- **AIM OF THE TASK**
Your answer should consist of every line in the records that holds "based".

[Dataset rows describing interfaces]
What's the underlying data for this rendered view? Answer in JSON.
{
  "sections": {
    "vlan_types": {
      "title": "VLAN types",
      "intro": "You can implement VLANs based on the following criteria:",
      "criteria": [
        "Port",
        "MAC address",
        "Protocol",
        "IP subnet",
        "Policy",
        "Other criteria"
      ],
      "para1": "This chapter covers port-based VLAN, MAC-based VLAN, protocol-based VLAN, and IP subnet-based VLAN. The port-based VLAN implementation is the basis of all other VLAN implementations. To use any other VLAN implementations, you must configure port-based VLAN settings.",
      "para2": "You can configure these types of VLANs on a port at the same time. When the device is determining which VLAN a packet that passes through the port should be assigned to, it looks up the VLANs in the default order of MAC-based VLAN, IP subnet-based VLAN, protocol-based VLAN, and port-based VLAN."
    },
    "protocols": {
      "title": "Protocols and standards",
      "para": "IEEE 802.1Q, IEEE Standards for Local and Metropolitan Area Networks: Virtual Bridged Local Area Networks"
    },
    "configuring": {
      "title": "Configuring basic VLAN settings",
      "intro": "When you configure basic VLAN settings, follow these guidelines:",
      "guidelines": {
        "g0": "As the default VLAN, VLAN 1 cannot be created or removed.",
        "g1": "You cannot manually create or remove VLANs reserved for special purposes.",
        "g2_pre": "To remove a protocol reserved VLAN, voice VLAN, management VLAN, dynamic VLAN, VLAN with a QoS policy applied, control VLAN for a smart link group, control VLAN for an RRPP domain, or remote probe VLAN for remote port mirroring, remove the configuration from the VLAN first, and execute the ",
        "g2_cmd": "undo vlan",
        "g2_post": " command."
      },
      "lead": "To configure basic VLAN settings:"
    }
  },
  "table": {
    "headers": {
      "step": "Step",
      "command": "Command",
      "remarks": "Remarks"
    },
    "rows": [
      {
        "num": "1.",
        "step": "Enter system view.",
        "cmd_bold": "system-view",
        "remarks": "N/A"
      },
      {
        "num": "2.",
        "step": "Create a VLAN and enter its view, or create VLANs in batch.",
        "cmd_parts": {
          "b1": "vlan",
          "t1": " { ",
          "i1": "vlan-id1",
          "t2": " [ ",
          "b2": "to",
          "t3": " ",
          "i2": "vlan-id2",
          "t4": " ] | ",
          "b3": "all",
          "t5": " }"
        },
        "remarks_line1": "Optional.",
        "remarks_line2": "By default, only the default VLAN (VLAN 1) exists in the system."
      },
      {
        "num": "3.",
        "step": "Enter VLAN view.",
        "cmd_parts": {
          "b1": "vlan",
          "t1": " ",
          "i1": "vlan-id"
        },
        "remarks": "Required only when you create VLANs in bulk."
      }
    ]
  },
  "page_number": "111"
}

- **ANSWER TO THE EXERCISE**
      "intro": "You can implement VLANs based on the following criteria:",
      "para1": "This chapter covers port-based VLAN, MAC-based VLAN, protocol-based VLAN, and IP subnet-based VLAN. The port-based VLAN implementation is the basis of all other VLAN implementations. To use any other VLAN implementations, you must configure port-based VLAN settings.",
      "para2": "You can configure these types of VLANs on a port at the same time. When the device is determining which VLAN a packet that passes through the port should be assigned to, it looks up the VLANs in the default order of MAC-based VLAN, IP subnet-based VLAN, protocol-based VLAN, and port-based VLAN."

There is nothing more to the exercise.